• _WHAT IS BEING ASKED_
In the entries below, how many lines include "chevron"? Reply with the number and nothing more.

• _Web page and app entries_
Content starts

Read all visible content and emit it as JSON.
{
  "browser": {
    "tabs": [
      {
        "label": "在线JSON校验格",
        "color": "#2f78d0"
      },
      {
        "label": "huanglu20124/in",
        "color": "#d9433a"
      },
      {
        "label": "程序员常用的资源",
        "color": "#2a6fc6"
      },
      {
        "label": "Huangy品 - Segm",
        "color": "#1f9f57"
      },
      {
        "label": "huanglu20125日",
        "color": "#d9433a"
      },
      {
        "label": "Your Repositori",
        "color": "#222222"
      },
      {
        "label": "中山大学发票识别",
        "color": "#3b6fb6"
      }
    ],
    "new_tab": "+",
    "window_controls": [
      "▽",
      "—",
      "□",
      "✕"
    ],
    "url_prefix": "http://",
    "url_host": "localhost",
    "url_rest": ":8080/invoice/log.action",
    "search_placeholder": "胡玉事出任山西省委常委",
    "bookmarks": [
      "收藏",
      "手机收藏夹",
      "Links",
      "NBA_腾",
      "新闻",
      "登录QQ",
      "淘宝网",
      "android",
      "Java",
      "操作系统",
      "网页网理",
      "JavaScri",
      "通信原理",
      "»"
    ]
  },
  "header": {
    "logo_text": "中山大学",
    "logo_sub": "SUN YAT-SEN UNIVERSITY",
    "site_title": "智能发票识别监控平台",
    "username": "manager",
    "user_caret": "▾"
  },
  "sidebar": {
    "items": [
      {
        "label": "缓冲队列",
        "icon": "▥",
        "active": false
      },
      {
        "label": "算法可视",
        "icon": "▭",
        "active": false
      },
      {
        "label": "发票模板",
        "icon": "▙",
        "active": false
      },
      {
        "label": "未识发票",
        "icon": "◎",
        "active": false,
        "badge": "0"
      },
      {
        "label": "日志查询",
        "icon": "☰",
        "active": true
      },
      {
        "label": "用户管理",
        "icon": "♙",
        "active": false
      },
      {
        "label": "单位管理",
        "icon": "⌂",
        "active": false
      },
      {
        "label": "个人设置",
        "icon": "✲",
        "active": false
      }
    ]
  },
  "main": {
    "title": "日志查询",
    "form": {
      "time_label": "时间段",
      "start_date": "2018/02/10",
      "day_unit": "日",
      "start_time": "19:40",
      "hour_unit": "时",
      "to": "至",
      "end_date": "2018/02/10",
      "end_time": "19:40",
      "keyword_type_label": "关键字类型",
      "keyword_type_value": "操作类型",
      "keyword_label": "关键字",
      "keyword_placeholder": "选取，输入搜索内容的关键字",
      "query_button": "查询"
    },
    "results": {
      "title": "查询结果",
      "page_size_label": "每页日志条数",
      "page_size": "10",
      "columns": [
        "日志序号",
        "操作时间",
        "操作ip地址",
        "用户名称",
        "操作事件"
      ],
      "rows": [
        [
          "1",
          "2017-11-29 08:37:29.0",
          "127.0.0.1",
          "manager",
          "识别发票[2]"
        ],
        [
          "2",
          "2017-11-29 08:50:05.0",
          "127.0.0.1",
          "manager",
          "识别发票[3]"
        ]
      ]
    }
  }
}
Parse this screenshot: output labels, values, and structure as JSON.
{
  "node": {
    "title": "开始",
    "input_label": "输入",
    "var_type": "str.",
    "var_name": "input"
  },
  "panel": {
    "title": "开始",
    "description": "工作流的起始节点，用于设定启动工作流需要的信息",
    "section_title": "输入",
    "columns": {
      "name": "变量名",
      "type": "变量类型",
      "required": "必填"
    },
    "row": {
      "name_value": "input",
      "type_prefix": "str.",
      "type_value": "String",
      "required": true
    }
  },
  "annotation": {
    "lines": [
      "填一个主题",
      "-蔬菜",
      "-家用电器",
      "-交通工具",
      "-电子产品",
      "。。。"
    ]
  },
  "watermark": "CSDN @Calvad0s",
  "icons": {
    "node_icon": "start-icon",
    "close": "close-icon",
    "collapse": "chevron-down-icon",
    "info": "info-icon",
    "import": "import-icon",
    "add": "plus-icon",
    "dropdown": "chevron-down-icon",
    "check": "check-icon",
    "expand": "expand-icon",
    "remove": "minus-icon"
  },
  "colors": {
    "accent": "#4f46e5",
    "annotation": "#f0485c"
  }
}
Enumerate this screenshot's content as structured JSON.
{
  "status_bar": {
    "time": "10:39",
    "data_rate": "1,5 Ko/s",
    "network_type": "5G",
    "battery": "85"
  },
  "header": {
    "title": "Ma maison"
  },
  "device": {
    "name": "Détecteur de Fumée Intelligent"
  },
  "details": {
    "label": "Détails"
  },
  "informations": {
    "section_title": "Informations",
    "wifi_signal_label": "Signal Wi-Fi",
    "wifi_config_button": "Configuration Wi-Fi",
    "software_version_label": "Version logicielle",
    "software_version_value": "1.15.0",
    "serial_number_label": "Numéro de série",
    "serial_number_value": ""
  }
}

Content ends

• _OUTPUT_
2